--- PROBLEM STATEMENT ---
Would you count the lines in the material below that include the string "subtitle"? Only the number is needed.

═════ RECORDS

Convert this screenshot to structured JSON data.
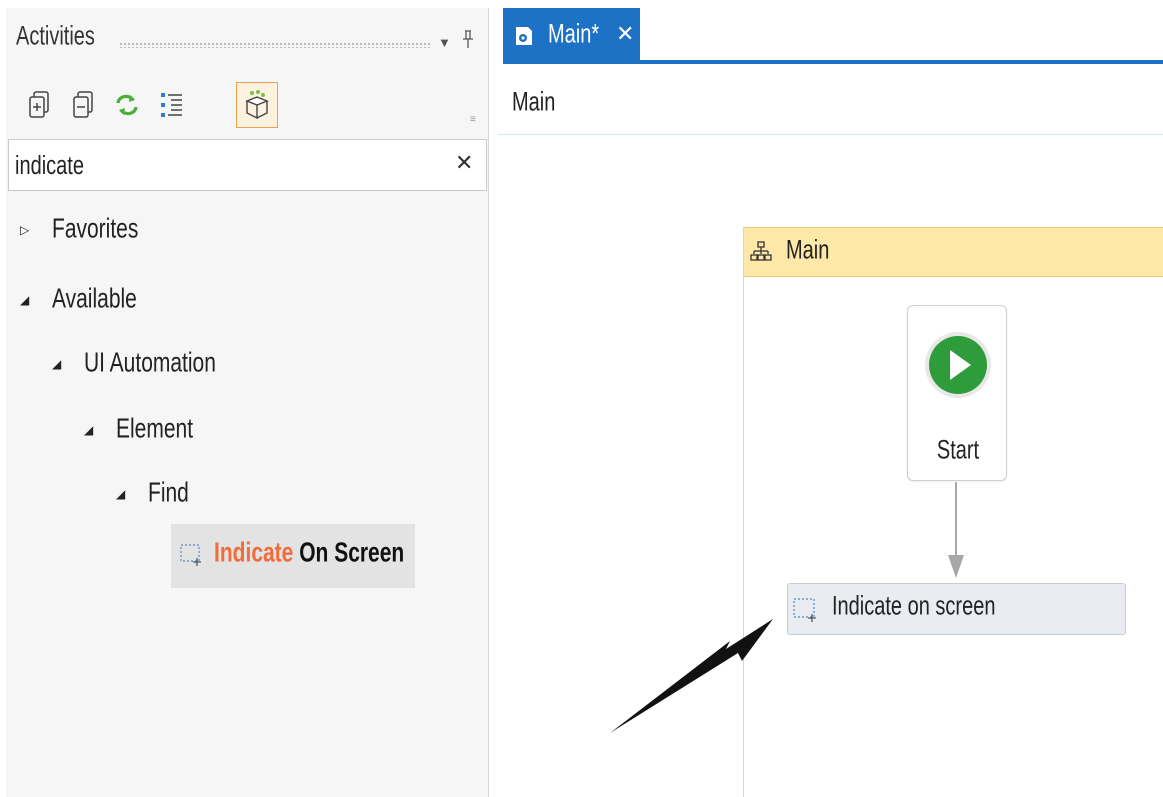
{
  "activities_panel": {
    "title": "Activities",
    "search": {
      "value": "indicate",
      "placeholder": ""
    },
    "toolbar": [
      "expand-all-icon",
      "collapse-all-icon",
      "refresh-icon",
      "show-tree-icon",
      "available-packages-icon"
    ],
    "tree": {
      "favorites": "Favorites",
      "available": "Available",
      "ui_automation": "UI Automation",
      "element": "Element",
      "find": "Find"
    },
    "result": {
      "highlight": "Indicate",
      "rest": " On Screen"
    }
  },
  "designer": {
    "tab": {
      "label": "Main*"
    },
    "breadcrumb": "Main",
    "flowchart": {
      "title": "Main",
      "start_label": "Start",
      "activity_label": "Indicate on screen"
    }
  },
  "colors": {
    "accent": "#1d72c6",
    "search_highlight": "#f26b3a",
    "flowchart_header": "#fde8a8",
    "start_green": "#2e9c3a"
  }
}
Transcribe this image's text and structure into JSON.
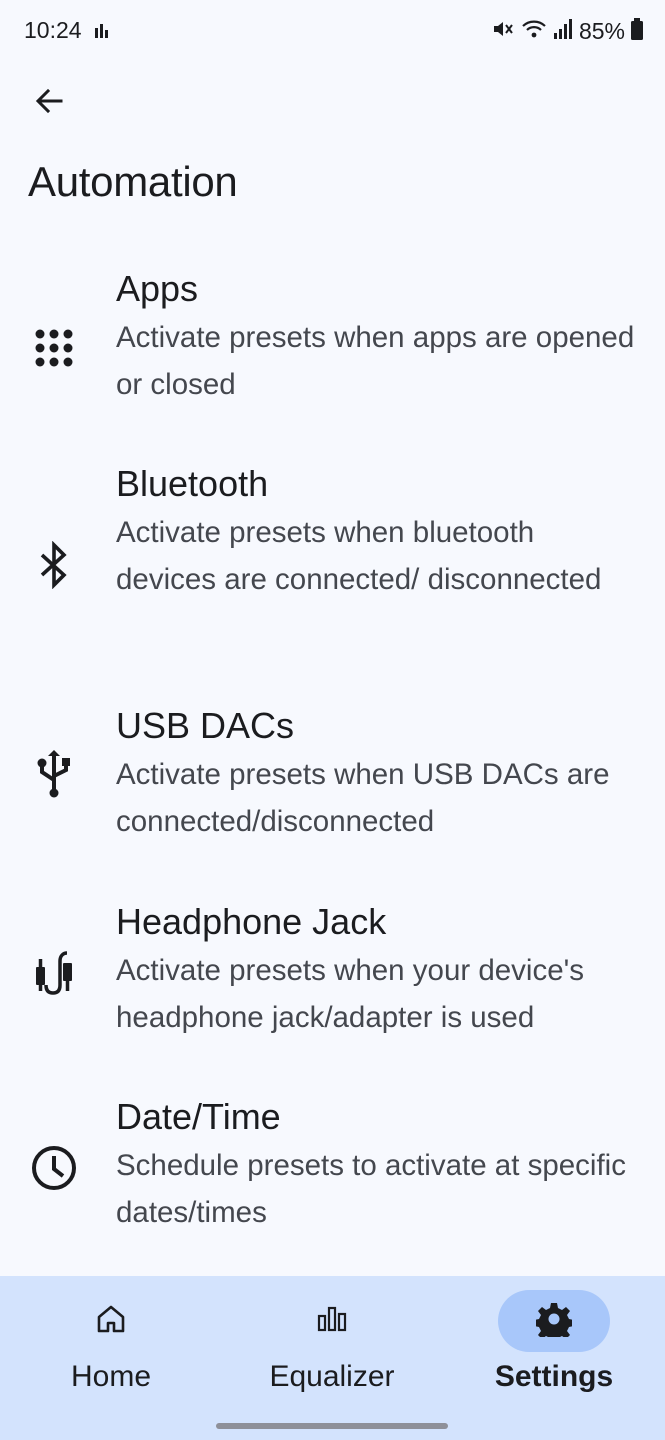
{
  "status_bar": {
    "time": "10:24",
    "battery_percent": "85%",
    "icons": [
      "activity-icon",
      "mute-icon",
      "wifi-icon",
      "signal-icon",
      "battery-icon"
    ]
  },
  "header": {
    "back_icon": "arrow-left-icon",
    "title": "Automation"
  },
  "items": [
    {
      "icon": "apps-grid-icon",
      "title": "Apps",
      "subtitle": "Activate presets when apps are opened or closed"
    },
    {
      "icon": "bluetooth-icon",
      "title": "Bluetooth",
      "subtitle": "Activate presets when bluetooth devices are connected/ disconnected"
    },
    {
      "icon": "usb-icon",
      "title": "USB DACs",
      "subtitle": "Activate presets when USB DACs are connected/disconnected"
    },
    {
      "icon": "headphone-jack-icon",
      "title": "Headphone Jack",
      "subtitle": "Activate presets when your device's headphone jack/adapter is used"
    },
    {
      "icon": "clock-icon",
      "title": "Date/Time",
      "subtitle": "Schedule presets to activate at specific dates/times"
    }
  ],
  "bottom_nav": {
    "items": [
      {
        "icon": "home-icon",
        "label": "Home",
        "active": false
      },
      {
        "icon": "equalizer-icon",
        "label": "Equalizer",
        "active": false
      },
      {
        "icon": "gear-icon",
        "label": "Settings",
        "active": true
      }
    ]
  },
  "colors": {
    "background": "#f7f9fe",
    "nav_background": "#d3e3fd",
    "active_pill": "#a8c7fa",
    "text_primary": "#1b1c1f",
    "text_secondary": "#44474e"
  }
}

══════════
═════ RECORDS

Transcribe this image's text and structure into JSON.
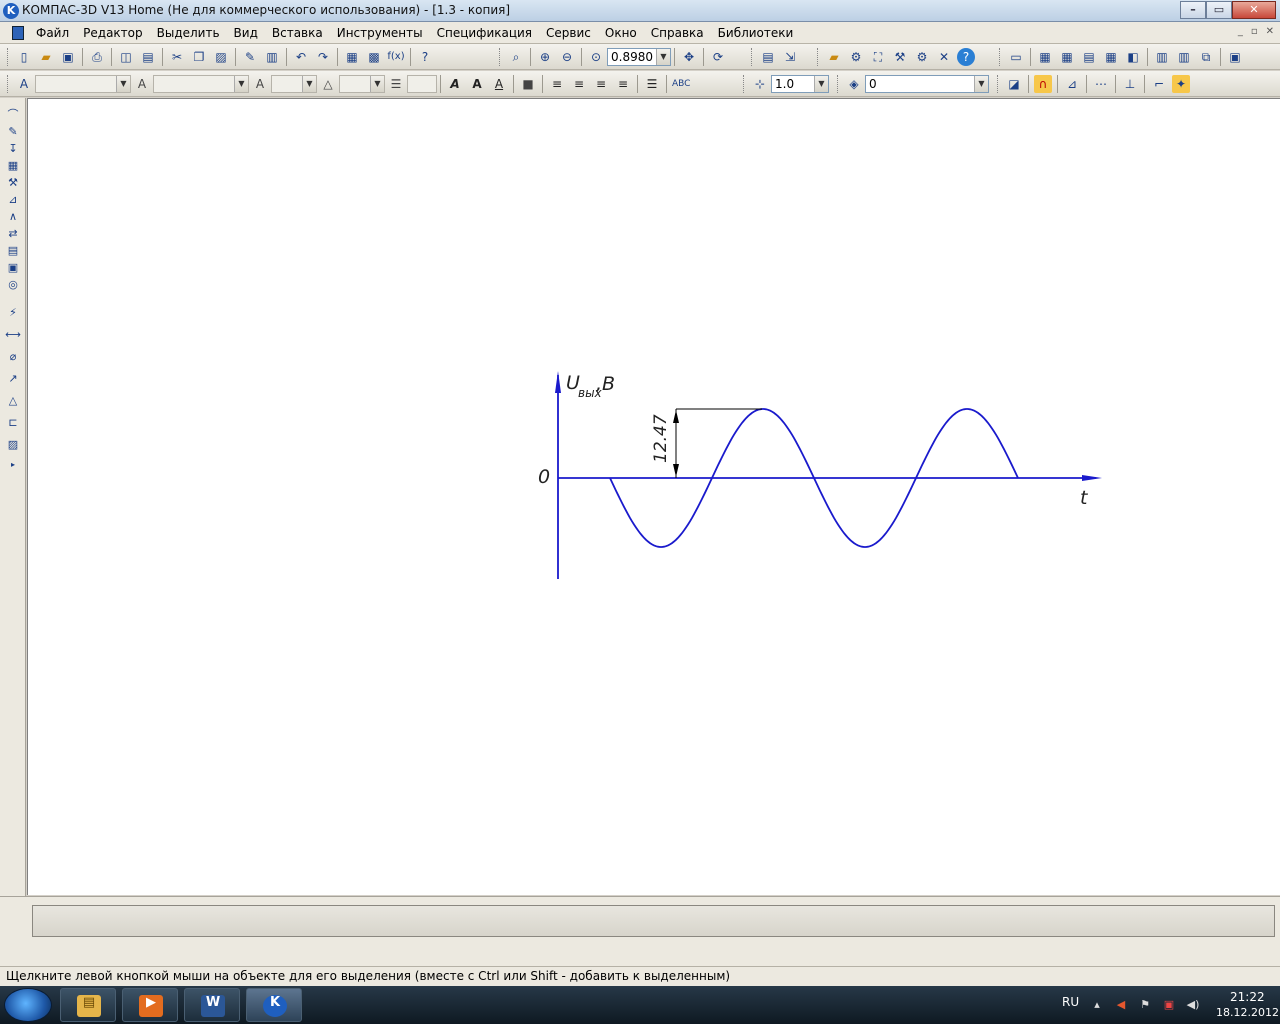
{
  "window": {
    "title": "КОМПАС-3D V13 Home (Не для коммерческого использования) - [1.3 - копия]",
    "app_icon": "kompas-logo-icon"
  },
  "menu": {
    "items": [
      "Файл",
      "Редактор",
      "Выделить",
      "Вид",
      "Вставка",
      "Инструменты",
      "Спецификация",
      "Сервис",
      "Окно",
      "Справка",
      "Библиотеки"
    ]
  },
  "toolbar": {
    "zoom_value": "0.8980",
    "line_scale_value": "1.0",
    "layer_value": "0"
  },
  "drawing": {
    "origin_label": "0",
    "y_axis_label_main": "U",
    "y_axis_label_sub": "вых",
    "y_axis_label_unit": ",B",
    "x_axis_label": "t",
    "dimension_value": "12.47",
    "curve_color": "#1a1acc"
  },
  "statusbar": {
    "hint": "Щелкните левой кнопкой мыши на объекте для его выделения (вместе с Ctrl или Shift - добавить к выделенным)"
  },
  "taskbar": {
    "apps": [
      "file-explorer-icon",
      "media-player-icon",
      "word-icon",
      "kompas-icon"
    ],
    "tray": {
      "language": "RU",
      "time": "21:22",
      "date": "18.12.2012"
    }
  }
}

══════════

--- WRITTEN REPLY ---
5